Road and home. Part of the reason the fanbase in general is so down now is that we probably got too high after two home wins. I think I noted as much on twitter during the bye week. Thing is, at its core, the problem is simple: this team is young. Young teams will be inconsistent. You can be a fan of being young, you should be a fan of being young, but with no veteran core this team was going to be inconsistent, and that inconsistency splits primarily over home and away. First the offense struggled away, now the defense. In both cases it is less about quality and more about youth.

That's another reason not to get too high. I mean, I dunno what you were thinking, Tiny Skip Bayless? Were you thinking deep playoff run? I liked the idea of this team going to the playoffs because it's a good experience for a young team. And you know, anything can happen. But realistically? A team that would need three away games to get to the Superbowl? Haha, no. This is and was likely a one-and-out team. But it's still a valuable experience, for a team that is just at the first year of a competitive window. I'm still pretty positive about this season, but I'm really positive about where the franchise is heading. But to be truly competitive, this Seahawks team has to pass the San Francisco 49ers. That's daunting, because they're really good, but it's not unthinkable. We've been here before, joining the NFC in 2002 and looking up at the unbeatable Rams, and going *gulp*. In fact, in franchise curve this team is not that different from that one, and I expect it to be at least similarly competitive for some years.

Did we expect this team to be elite? I feel like most of us would have taken 6-5 at this point going into the season. But the team played much better than expected, and expectations exploded. Realistically, though, this team came a long way from when PC/JS took over, and doesn't have that far to go before becoming elite. The inestimable Rob Staton once again said exactly what I was thinking and states our #1 need is DT. And, as fellow writer Davis Hsu has been speculating, I could see the Hawks go wide receiver in the 2nd round, and follow the Packers "add more wide receivers!" method of building.
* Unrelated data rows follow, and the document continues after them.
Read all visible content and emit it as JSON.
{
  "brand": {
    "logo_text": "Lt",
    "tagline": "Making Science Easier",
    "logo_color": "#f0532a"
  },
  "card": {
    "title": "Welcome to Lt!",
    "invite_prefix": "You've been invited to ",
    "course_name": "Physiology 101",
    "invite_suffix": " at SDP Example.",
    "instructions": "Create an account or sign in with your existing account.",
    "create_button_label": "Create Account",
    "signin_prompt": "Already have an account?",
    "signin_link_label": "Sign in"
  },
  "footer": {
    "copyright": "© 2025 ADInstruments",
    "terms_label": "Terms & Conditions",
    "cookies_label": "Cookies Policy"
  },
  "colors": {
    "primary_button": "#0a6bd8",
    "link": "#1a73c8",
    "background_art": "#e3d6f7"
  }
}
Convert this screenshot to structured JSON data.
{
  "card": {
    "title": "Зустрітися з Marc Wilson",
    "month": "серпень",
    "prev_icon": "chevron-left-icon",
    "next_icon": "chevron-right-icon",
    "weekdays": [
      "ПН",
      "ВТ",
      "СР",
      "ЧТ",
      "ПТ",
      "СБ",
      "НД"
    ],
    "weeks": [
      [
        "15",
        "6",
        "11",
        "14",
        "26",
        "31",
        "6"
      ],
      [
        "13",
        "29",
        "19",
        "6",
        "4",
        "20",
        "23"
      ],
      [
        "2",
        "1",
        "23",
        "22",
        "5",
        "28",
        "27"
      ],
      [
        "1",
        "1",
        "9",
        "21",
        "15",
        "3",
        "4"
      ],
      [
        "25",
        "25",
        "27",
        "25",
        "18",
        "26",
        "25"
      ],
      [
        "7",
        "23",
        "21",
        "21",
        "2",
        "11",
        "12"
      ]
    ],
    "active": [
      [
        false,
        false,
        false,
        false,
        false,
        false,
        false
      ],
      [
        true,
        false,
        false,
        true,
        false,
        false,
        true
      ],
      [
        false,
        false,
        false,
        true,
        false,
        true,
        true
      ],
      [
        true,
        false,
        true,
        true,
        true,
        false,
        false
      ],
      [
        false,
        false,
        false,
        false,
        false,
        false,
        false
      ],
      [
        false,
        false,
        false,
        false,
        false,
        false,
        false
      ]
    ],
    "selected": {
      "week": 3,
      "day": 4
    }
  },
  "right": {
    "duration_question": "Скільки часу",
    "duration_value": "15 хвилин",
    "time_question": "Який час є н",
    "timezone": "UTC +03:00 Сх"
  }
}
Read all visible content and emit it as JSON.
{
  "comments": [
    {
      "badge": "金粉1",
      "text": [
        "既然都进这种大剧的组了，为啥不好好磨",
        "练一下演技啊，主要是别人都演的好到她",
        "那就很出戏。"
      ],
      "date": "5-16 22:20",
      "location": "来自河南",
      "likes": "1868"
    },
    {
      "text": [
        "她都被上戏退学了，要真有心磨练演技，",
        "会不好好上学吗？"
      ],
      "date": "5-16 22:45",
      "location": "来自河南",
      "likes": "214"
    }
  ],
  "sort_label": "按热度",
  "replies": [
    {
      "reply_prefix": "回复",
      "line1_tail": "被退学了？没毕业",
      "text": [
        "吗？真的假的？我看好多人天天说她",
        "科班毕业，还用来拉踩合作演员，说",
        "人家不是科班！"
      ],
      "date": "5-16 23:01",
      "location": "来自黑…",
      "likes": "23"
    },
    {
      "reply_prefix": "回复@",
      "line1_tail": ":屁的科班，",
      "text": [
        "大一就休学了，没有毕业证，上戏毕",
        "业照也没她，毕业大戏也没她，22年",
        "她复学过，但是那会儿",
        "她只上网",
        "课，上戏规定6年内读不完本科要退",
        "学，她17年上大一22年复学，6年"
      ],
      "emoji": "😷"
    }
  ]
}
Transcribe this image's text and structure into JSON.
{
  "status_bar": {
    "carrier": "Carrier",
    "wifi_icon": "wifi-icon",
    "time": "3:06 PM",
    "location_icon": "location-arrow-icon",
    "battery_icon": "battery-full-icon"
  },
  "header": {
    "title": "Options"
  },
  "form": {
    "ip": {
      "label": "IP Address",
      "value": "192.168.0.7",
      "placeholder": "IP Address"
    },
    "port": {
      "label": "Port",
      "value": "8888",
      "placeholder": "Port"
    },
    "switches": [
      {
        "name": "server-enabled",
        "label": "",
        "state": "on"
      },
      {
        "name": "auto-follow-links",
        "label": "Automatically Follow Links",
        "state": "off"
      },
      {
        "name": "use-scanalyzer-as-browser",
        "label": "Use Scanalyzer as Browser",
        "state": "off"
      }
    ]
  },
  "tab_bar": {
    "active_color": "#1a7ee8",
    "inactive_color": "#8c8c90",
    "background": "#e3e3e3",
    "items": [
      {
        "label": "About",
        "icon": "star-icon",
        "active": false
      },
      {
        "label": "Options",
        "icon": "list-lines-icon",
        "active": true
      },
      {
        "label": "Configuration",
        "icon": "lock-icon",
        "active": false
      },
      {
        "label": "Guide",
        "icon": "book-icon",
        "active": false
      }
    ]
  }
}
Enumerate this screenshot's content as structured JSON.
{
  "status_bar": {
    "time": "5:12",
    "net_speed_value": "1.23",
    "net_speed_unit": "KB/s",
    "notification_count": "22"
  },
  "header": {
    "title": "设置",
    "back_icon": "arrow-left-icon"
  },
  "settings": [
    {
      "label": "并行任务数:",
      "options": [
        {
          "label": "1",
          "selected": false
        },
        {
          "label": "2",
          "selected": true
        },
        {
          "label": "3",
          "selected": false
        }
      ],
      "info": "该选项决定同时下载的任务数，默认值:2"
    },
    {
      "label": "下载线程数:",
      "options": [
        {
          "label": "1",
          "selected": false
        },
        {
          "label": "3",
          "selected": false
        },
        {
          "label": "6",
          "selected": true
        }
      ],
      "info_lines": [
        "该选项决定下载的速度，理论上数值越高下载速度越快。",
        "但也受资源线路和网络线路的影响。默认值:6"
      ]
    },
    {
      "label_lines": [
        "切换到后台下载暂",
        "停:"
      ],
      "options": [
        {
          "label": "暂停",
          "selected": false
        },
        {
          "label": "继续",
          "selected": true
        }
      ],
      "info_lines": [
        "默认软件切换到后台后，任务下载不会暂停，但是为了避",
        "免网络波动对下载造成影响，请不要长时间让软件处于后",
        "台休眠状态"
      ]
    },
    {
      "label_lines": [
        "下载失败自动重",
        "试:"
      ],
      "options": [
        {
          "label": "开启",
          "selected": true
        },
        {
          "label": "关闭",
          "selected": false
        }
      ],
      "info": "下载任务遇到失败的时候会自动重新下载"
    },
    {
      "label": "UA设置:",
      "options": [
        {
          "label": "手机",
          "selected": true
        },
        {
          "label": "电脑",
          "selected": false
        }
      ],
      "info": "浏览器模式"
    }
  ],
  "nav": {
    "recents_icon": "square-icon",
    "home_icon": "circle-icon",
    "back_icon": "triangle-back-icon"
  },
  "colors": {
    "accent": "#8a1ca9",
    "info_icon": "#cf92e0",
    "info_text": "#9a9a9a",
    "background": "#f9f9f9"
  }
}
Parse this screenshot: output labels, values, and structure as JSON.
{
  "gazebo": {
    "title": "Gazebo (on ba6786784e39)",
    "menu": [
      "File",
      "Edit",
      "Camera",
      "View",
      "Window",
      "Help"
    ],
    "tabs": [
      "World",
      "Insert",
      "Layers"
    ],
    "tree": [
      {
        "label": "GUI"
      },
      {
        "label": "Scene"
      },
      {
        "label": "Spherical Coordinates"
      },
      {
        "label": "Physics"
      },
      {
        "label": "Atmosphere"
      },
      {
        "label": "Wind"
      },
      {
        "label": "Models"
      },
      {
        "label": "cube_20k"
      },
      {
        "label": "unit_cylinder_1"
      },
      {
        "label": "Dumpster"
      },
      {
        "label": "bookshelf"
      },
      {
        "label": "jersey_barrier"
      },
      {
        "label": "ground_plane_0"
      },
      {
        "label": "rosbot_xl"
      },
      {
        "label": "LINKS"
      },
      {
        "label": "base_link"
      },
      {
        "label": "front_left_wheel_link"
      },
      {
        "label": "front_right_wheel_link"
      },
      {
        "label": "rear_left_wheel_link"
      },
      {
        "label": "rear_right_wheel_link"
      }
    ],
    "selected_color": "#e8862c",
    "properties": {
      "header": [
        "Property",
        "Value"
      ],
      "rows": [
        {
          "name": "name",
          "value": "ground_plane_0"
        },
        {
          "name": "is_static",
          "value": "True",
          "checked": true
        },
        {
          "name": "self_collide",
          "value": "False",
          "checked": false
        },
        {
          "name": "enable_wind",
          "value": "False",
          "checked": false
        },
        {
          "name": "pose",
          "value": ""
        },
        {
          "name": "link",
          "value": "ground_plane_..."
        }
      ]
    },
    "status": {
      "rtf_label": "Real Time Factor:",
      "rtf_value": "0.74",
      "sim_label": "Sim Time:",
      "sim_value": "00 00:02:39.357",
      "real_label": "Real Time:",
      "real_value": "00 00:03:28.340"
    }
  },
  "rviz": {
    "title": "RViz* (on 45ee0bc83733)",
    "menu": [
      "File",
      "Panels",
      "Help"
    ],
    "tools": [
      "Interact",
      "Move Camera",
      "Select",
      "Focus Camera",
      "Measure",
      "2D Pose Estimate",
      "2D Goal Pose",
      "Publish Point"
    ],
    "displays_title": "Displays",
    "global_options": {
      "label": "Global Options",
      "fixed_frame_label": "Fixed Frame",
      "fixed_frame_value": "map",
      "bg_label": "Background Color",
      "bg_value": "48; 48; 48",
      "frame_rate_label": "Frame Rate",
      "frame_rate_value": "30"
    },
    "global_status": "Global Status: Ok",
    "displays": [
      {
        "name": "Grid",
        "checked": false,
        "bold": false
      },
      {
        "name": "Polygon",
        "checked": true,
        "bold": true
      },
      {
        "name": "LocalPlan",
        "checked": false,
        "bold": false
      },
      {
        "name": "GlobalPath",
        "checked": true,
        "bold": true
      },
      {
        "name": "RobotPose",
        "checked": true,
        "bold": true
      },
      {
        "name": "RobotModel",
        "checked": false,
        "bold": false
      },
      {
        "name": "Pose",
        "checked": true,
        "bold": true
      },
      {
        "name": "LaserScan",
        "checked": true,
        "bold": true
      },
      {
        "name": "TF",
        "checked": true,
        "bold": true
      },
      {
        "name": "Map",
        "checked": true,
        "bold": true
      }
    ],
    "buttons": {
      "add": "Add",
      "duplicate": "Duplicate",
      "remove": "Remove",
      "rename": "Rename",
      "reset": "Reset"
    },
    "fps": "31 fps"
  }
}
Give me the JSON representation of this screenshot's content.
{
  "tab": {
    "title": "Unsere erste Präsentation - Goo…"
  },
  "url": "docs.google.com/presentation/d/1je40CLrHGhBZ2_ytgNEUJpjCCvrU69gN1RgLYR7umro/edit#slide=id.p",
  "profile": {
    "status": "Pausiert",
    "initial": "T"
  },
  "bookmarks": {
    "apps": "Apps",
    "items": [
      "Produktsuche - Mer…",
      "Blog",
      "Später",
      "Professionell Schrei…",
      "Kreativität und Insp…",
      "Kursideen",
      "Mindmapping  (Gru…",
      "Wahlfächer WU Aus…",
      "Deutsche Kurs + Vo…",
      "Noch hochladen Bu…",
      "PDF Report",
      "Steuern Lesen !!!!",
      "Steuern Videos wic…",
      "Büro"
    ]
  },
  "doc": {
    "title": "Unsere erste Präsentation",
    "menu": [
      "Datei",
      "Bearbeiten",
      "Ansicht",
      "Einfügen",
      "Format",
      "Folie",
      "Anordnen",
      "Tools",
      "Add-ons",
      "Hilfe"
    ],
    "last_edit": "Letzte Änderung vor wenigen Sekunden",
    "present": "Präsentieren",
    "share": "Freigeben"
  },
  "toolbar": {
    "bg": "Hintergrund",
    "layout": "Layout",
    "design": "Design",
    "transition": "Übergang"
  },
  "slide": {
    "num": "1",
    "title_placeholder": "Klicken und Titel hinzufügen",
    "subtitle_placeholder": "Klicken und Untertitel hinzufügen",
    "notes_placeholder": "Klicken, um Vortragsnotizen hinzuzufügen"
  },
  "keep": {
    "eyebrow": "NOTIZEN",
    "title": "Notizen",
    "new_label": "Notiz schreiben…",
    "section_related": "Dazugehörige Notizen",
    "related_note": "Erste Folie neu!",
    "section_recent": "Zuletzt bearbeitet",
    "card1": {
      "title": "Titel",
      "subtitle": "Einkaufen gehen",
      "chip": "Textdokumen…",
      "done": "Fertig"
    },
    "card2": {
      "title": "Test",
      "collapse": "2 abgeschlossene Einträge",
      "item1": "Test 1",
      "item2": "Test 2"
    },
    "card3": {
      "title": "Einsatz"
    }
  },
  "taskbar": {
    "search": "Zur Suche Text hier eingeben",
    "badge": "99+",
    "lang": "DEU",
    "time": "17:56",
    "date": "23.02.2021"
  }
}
Opportunity permitting, adding those two talents, and some more experience for players like Wagner, Wright, Wilson, Tate and the OL, and this team is on the cusp of elite. Next season. This season? We'll have to settle for "really good", with some bad luck.

Russell Wilson is a goddamn miracle. Seriously. Seriously! He's on pace for 25 TDs, one shy of Manning's rookie record. He hasn't thrown an interception since his excellent away game against the Lions. He's been shining for two away games now, something I didn't expect to see this year. He almost set a franchise record this game for consecutive passes completed. His 16 consecutive passes completed is a rookie record. His performance was 5th in the NFL in DYAR and 1st in the NFL in QBR. On the season, he's 12th in QBR including this game, 15th in DYAR and 13th in DVOA excluding this game, likely to go up in that list. He's not used as much as other quarterbacks, so his total value (DYAR) is lower than his value per play (DVOA).

I was pretty high on Wilson in the draft, but apparently I wasn't high enough. What this guy has been doing behind a changing, patchwork line, with receivers he didn't have a full off-season with, the improvement he's showing week-on-week, even away, it's nothing short of miraculous. Seriously though. How awesome is that?! He's kept us competitive even as the defense struggles. Which is something you can expect more from a franchise quarterback, and not something any of us expected this season.

Our defense will hopefully recover, at home if not away. But our offense has been so much better than I could have dreamed. Lynch had his worst game of the season but will recover. We're still competitive. Even against the Bears, and without Sherman and Browner after the Bears.. Any Given Sunday. We're built similarly to the 49ers and they killed the Bears. I don't expect a win, and I think we can swallow a loss, but it sure would help win back this grumbling fanbase. Stop grumbling guys. The future is bright, and the right now is pretty alright. Pretty alright, and still in the driving seat for the second wild card spot.

I have Tiny Skip Bayless on my shoulder. Someone help me.